Scan the material and copy every line in which "kiện" appears.

--------------------------------

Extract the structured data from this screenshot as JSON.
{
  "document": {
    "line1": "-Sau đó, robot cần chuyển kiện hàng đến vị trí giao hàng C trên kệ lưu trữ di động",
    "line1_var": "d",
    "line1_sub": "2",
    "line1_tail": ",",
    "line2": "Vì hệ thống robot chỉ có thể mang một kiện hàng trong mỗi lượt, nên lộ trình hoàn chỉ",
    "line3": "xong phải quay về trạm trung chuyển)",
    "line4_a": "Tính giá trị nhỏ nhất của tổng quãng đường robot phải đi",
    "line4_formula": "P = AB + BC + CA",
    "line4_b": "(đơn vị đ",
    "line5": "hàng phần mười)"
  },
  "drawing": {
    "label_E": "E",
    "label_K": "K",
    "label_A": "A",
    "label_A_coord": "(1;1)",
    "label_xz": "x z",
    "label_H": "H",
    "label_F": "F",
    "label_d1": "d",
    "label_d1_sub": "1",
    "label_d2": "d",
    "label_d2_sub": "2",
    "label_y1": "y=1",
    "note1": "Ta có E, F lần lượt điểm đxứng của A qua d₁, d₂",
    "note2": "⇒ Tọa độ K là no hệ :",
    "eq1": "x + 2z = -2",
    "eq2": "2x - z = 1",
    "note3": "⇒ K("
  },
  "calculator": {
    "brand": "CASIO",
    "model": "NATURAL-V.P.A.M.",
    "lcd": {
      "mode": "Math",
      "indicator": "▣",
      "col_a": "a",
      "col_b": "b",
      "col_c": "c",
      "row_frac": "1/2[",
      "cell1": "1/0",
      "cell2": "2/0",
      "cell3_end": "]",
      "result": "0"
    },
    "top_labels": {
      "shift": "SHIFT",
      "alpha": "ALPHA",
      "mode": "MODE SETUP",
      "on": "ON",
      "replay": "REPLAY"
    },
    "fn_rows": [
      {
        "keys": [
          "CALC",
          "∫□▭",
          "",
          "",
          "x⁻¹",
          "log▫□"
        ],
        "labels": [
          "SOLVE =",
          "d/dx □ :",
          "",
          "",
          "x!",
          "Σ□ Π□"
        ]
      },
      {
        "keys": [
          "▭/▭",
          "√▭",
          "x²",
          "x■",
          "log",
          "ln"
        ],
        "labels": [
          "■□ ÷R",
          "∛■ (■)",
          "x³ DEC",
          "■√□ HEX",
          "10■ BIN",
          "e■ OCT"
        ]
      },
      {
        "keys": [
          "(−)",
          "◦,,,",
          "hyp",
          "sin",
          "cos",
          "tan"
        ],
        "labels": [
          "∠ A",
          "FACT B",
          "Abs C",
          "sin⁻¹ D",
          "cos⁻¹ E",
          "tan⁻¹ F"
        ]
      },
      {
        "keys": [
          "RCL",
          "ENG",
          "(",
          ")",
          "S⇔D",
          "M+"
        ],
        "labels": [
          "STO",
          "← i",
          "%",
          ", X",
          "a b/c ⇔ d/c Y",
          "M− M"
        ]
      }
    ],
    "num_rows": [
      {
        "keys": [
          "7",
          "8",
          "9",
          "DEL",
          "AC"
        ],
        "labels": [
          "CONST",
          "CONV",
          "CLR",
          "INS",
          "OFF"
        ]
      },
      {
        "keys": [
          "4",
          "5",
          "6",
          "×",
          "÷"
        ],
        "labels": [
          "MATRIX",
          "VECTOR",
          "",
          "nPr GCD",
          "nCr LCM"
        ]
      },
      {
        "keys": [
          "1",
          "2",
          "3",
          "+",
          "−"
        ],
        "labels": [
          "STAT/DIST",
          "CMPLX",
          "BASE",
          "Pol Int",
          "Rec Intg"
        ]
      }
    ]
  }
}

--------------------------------

# Reply to the exercise
    "line1": "-Sau đó, robot cần chuyển kiện hàng đến vị trí giao hàng C trên kệ lưu trữ di động",
    "line2": "Vì hệ thống robot chỉ có thể mang một kiện hàng trong mỗi lượt, nên lộ trình hoàn chỉ",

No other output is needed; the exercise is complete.